Which lines below hold the word "resources"? Report each one.
[Study material]
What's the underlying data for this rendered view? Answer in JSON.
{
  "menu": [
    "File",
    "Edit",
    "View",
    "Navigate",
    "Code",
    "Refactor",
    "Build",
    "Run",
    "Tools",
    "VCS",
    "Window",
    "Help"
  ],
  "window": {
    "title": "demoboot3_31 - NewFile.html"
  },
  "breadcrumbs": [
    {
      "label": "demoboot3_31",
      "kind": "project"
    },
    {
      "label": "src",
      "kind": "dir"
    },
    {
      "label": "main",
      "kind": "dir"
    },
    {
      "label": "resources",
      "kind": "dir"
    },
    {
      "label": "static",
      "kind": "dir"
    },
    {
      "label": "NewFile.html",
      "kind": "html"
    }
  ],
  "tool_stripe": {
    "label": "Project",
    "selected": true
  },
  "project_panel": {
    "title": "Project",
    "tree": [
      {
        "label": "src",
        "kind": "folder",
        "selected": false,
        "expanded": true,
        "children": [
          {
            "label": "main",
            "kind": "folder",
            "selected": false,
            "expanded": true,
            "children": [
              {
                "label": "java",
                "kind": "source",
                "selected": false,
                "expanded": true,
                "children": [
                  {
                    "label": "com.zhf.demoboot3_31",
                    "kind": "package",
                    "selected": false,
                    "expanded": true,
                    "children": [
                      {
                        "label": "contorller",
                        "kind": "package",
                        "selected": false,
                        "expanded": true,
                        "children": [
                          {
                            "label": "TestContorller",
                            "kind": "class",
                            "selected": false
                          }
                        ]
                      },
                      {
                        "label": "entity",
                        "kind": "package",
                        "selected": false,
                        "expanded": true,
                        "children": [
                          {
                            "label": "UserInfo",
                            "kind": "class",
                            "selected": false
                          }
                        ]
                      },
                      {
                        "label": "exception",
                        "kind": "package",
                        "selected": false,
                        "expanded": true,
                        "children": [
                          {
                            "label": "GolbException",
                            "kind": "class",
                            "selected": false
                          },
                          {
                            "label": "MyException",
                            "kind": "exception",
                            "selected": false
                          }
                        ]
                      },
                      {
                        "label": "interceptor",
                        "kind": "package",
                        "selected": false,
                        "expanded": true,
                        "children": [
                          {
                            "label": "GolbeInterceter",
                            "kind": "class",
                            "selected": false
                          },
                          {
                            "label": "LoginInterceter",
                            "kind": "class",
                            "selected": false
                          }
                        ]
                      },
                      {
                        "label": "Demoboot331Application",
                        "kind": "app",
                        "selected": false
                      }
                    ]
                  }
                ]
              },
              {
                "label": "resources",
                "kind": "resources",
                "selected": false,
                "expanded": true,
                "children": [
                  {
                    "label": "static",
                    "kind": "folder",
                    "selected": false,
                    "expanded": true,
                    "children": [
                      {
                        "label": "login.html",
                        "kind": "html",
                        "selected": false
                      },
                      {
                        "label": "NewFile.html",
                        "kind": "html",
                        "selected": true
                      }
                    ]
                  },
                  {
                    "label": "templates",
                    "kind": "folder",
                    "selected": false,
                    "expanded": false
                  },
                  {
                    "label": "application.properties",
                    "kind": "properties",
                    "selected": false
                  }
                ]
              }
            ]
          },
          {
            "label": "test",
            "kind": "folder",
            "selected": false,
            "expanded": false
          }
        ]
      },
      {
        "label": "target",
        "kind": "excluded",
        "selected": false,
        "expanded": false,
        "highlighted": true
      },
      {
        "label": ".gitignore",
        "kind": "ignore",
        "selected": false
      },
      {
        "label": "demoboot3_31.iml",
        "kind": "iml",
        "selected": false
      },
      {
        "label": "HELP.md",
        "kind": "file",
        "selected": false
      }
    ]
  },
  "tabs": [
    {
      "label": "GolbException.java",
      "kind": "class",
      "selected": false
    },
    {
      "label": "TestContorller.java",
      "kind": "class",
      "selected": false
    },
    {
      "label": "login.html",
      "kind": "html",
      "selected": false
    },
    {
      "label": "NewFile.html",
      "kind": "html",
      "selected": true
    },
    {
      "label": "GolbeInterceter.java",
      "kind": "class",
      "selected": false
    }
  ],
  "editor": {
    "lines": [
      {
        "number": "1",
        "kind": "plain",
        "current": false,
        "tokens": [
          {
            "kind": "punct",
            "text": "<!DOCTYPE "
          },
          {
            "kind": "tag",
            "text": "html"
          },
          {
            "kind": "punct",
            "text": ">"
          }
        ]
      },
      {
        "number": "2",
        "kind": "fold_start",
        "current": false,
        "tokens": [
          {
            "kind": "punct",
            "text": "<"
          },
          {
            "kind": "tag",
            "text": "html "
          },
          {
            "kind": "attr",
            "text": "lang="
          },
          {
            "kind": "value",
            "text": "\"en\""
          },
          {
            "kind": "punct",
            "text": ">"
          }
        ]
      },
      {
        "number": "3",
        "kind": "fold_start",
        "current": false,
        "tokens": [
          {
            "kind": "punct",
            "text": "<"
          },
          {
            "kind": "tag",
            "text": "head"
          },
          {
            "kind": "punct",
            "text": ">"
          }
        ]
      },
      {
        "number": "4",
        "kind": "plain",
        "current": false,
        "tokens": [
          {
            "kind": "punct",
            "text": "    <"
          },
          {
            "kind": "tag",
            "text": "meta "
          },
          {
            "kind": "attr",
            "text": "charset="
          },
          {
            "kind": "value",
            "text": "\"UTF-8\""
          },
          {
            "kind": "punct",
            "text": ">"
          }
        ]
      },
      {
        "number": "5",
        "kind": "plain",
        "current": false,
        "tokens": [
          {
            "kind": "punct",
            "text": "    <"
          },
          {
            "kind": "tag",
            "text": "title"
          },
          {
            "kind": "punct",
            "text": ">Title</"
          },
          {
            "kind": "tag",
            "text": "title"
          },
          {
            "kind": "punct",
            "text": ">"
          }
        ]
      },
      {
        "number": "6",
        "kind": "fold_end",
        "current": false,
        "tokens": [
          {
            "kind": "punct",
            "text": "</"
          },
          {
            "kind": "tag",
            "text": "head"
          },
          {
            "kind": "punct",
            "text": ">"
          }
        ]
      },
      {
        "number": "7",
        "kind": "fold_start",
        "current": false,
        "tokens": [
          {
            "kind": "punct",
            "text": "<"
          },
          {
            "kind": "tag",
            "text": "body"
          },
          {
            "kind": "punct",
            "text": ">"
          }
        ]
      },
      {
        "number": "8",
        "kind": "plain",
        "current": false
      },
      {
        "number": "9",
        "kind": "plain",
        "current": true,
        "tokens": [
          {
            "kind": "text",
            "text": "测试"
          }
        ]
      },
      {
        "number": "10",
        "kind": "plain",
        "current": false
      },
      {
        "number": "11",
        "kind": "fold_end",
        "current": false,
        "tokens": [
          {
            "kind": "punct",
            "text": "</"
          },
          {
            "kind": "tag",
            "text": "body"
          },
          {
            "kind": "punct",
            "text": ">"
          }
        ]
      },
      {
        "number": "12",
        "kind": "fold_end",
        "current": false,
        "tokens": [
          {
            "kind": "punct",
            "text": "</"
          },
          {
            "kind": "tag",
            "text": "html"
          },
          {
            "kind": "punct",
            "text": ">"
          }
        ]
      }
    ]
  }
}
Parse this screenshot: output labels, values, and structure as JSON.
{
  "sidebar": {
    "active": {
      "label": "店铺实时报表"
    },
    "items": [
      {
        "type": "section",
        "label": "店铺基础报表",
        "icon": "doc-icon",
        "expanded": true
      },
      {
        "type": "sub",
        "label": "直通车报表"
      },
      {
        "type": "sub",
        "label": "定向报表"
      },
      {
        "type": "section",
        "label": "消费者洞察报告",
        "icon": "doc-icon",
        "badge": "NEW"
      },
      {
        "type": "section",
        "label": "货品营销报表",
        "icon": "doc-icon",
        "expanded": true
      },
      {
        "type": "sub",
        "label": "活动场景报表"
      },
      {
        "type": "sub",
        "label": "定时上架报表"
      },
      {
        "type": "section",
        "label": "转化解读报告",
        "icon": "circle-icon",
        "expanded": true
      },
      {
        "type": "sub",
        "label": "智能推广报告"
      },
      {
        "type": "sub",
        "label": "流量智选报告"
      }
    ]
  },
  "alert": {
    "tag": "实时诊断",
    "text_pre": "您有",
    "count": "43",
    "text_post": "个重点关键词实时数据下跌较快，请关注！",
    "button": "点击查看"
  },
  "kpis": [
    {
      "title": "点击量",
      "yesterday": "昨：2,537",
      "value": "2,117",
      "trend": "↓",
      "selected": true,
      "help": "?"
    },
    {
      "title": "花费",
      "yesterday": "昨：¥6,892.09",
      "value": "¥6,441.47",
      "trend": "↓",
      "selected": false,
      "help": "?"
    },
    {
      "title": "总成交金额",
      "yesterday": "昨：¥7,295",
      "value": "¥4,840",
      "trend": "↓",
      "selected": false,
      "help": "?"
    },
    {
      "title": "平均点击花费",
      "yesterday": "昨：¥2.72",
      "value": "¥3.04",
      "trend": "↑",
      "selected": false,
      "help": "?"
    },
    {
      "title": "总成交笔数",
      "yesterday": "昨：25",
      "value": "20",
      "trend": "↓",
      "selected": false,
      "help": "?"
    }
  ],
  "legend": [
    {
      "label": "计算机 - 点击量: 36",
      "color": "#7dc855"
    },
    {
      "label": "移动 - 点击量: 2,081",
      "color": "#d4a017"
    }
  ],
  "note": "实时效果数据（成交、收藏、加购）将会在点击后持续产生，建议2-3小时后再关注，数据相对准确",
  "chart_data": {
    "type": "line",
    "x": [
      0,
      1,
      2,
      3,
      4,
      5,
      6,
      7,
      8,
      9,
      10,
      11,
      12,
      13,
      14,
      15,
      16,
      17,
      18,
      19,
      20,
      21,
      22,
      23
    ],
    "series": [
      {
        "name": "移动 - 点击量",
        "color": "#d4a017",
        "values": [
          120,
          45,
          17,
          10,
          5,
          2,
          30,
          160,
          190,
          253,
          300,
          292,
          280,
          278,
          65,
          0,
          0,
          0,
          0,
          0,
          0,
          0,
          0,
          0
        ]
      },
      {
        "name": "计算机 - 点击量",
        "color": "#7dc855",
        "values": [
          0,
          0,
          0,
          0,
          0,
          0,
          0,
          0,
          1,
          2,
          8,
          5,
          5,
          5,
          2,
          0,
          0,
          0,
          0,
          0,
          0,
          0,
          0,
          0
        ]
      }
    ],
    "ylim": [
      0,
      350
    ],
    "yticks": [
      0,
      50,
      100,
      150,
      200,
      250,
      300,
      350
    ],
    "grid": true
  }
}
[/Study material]
(Expected answer)
      "label": "resources",
                "label": "resources",
                "kind": "resources",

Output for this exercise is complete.